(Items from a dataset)
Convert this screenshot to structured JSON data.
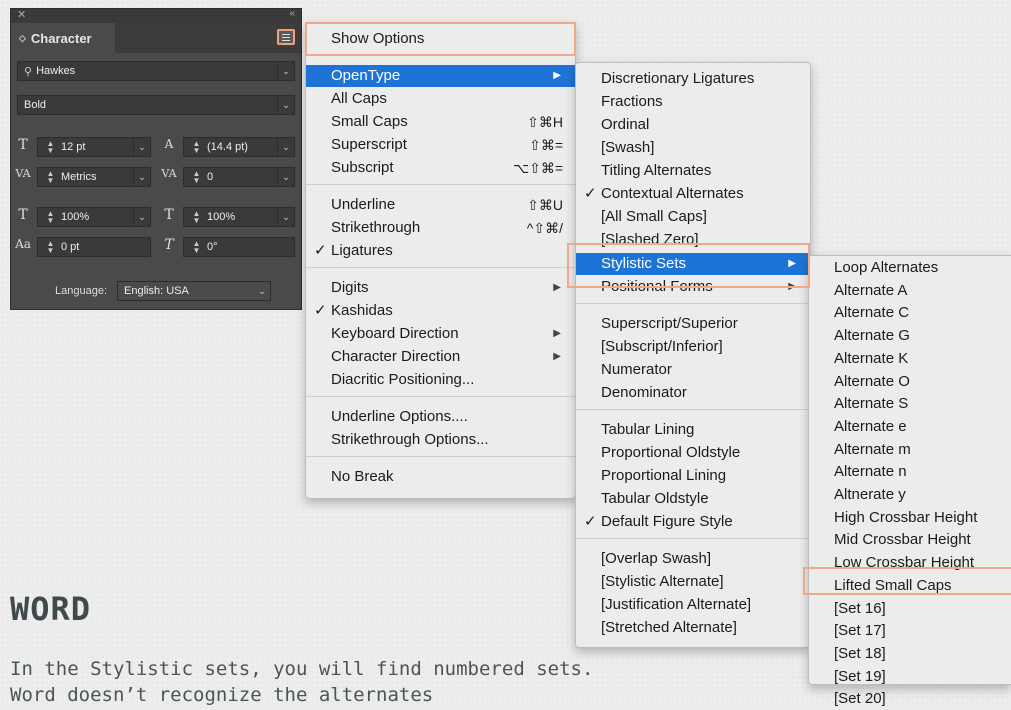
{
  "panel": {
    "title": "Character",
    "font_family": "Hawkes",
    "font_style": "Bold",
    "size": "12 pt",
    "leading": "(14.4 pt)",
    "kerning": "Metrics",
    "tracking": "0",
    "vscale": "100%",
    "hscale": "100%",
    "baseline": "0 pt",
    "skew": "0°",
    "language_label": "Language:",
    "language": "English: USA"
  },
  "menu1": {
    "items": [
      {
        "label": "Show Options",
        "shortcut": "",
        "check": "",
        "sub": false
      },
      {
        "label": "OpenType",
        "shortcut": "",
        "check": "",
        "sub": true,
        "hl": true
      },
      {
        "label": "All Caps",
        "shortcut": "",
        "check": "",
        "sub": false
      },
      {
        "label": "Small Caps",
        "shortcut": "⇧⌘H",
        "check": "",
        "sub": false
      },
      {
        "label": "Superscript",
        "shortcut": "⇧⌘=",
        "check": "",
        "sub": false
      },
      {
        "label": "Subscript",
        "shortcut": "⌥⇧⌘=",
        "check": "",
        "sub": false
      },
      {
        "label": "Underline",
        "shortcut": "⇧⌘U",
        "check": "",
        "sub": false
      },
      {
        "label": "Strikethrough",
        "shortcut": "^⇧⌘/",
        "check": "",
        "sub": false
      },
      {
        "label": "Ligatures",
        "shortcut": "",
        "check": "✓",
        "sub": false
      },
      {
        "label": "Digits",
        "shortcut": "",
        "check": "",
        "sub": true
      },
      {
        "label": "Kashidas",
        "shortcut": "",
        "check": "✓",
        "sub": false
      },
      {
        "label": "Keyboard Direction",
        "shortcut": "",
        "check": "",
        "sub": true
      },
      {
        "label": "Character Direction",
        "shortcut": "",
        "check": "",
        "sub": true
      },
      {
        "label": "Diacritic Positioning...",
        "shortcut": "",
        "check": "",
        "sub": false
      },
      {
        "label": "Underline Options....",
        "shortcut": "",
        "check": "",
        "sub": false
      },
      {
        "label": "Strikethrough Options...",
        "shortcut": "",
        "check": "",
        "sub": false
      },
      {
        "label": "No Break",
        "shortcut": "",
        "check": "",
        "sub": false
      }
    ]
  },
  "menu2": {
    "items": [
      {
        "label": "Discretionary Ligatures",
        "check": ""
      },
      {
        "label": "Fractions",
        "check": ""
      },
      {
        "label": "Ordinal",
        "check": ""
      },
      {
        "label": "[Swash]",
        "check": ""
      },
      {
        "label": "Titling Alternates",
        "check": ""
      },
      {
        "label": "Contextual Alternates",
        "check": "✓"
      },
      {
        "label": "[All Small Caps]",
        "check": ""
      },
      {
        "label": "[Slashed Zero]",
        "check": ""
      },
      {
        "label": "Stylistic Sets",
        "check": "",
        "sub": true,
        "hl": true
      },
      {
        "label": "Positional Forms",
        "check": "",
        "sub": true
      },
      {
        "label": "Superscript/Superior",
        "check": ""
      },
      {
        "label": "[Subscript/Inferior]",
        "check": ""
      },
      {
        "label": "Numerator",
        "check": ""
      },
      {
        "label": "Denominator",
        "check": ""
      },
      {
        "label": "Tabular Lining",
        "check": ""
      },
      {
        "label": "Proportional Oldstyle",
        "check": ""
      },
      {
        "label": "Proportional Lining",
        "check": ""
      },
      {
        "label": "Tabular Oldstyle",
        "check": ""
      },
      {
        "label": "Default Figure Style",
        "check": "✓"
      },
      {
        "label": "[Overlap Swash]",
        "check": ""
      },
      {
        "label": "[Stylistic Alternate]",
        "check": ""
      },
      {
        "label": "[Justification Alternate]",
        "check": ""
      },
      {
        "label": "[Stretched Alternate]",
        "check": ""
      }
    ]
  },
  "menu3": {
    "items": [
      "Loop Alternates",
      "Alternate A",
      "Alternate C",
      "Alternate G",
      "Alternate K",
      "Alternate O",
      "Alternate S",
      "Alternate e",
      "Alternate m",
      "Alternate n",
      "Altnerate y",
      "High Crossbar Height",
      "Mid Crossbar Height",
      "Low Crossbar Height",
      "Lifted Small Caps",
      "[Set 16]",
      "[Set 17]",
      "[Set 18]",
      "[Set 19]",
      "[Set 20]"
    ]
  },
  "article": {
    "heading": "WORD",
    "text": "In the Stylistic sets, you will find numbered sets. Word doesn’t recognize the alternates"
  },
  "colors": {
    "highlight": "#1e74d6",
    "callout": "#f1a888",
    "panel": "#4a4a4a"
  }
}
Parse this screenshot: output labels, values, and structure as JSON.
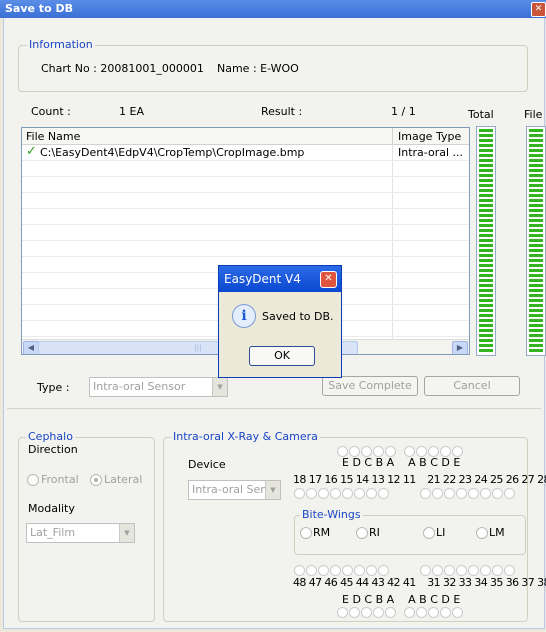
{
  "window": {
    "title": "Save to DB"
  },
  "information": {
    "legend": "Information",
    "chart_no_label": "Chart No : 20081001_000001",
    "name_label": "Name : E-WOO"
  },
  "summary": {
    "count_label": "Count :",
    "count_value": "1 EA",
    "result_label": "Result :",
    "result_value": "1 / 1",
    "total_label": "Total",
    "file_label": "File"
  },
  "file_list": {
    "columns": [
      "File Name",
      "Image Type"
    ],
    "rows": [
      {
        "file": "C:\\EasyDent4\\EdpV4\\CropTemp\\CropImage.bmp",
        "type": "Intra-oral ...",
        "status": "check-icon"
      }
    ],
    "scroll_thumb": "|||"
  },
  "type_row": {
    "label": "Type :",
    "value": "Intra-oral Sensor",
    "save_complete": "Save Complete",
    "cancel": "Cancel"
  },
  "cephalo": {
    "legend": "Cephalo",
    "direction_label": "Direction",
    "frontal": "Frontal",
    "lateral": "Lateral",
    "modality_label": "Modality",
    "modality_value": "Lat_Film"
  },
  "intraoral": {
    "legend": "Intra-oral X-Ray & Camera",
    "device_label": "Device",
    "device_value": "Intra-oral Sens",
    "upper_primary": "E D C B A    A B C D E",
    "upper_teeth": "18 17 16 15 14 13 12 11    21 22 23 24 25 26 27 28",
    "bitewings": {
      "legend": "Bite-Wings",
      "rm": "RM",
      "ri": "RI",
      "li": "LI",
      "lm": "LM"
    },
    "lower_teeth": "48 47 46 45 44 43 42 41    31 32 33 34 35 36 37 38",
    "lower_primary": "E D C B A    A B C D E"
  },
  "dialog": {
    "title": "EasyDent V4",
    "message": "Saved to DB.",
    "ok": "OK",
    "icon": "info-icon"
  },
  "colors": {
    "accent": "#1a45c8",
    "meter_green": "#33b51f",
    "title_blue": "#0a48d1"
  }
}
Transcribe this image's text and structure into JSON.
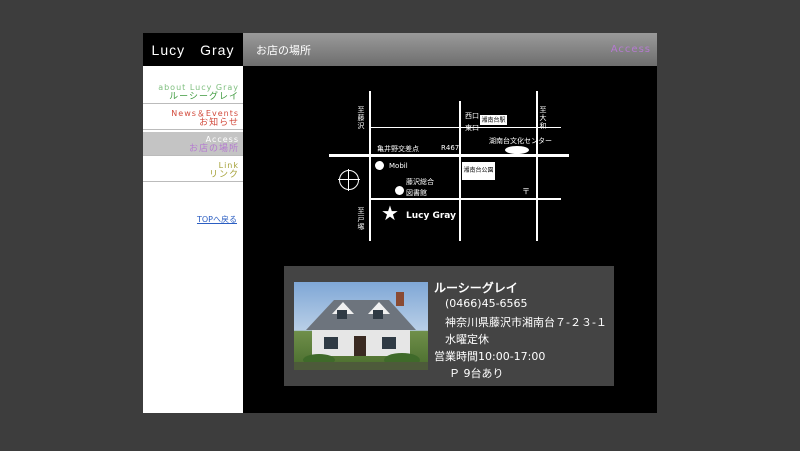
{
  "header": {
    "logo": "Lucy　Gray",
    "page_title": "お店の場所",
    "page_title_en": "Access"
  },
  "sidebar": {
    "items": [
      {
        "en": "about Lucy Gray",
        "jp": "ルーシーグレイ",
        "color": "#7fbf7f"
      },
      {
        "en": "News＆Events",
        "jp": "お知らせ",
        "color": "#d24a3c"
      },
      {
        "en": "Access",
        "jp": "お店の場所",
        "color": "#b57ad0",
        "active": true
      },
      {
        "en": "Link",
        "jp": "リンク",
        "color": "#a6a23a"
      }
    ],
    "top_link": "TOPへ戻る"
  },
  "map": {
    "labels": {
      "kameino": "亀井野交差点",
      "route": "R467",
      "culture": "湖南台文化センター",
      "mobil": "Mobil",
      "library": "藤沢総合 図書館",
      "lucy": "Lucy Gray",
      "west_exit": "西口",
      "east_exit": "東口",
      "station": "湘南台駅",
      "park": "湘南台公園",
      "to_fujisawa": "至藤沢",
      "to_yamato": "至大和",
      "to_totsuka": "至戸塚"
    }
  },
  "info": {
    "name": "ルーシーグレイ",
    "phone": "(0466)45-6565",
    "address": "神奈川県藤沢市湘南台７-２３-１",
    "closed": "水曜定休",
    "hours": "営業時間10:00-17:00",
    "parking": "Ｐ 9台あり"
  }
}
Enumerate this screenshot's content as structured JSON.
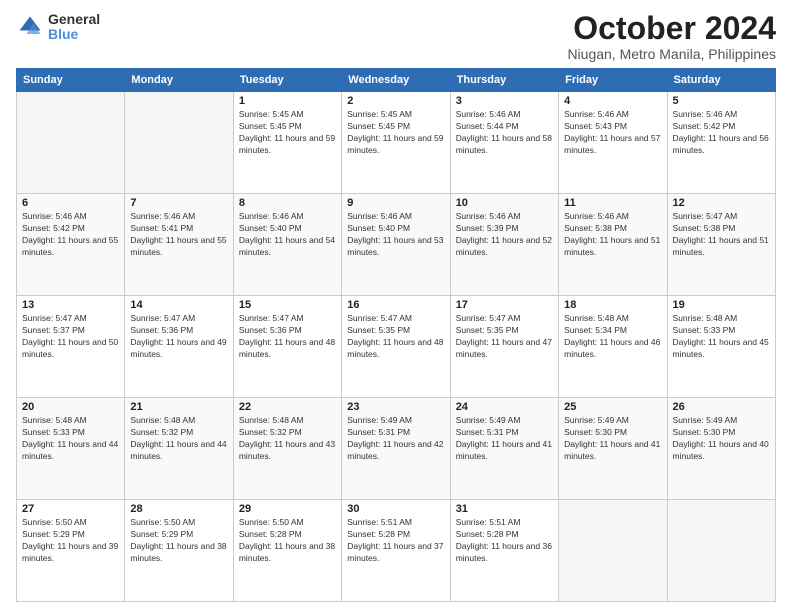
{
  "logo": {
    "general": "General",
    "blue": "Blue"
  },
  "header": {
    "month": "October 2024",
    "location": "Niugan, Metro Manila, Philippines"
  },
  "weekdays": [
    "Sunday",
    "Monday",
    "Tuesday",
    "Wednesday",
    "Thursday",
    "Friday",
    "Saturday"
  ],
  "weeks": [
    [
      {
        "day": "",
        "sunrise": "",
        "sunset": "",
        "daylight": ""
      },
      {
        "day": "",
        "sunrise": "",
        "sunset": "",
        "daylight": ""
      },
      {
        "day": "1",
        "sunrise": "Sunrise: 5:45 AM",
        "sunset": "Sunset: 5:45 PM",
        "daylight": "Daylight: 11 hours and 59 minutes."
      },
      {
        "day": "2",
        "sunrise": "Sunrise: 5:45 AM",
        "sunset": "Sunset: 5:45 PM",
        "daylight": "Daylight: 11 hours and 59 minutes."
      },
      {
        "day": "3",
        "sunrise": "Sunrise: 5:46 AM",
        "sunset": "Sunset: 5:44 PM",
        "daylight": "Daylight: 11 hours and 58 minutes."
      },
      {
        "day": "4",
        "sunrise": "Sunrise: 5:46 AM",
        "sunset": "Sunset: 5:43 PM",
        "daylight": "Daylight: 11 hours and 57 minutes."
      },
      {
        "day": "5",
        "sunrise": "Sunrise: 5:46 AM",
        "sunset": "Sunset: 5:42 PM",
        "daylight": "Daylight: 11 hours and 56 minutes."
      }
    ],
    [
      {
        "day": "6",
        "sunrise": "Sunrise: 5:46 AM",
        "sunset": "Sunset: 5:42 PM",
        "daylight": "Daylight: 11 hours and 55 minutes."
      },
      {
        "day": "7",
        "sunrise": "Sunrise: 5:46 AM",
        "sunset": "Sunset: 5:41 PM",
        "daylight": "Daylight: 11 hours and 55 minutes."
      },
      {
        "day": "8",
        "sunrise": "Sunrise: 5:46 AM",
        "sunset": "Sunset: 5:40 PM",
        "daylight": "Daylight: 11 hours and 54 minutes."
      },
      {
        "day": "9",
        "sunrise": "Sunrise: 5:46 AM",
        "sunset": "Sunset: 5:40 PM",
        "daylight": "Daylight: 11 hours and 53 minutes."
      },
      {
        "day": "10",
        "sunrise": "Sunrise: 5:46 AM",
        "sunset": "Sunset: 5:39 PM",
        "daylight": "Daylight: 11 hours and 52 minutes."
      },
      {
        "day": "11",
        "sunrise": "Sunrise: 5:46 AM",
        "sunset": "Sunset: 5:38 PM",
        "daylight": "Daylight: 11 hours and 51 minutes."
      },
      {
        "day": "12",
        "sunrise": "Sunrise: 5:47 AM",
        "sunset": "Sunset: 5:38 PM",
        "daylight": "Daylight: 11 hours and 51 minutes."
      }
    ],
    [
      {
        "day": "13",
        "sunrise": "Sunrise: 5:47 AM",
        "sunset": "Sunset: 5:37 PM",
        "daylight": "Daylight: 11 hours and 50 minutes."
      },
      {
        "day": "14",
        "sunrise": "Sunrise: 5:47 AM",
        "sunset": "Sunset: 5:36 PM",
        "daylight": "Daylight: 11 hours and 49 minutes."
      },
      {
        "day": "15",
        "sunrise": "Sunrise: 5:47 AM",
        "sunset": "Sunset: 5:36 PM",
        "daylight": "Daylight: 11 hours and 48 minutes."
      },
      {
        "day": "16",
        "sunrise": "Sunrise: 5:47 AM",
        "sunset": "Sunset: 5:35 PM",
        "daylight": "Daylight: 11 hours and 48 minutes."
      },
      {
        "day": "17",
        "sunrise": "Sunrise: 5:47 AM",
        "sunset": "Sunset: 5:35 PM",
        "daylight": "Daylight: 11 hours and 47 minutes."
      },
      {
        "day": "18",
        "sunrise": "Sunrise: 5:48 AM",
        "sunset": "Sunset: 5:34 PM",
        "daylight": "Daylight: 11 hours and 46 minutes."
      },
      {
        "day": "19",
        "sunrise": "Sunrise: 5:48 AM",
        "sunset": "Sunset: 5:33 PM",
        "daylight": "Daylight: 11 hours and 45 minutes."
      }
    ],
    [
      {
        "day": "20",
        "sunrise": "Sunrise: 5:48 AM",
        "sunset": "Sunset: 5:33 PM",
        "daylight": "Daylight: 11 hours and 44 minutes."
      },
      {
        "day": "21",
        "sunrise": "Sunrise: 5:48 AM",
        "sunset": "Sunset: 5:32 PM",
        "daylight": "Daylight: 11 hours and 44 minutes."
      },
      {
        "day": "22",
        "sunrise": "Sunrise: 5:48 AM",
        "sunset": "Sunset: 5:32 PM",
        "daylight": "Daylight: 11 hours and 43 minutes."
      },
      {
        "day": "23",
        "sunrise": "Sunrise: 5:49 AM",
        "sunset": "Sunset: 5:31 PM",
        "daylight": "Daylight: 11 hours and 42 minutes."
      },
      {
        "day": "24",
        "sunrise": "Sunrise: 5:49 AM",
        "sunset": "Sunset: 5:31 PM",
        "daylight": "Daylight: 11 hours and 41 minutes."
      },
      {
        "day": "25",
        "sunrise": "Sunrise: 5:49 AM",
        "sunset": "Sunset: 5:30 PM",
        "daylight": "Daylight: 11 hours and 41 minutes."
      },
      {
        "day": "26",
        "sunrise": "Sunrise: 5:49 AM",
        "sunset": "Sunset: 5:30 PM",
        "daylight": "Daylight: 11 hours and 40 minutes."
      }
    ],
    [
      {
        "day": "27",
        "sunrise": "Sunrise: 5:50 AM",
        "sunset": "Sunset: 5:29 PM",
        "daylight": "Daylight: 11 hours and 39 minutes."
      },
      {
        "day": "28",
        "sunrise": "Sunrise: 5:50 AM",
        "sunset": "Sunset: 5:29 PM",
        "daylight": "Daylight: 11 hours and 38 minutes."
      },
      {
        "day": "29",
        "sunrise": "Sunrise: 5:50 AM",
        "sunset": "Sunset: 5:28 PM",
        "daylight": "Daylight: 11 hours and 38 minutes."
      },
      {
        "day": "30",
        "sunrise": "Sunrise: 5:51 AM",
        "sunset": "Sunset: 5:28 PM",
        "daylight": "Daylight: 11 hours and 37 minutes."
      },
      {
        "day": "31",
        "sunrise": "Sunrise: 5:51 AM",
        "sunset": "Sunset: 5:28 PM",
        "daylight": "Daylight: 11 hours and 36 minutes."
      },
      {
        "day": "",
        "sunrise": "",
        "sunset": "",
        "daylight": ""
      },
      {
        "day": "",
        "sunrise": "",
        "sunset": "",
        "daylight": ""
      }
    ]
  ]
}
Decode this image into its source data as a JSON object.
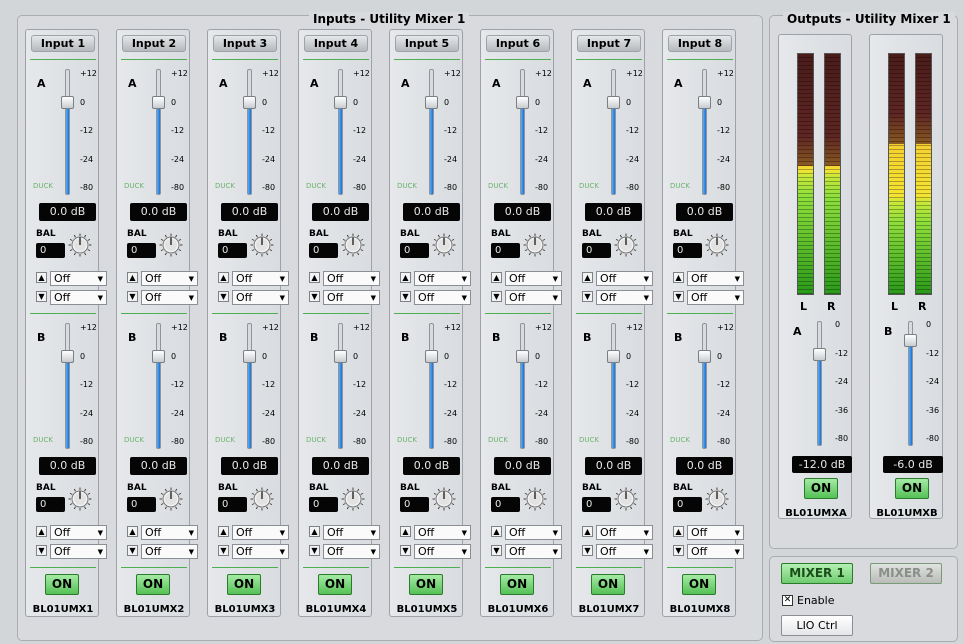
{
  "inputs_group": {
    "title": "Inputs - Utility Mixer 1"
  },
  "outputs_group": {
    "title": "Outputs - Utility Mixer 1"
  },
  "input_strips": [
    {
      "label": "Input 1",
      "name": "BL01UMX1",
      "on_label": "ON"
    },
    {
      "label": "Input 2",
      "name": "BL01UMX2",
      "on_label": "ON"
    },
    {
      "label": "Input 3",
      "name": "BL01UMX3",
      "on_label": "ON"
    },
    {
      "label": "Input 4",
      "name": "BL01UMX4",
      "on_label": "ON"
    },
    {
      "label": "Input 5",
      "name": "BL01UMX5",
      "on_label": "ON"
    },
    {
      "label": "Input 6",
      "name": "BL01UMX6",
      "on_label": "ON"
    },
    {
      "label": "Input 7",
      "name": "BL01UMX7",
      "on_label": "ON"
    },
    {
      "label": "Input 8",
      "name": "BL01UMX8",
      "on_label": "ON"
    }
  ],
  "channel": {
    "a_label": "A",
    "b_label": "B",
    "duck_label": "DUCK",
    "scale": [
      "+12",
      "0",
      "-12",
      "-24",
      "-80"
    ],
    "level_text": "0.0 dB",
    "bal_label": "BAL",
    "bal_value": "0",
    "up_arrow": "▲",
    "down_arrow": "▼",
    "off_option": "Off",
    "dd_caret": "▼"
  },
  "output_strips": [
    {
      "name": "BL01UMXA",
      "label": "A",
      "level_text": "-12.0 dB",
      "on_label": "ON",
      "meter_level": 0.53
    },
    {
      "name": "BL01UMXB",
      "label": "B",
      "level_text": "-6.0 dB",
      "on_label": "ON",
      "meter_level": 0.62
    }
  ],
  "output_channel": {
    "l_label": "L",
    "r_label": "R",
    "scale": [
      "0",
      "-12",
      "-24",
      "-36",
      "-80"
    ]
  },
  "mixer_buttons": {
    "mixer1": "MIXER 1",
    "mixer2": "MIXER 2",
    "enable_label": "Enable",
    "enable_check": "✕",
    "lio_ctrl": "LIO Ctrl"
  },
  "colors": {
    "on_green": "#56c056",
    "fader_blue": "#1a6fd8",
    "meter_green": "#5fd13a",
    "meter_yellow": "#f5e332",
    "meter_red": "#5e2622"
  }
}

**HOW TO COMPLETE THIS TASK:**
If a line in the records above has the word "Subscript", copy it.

**WRITTEN RESPONSE:**
        "label": "Subscript",
        "label": "[Subscript/Inferior]",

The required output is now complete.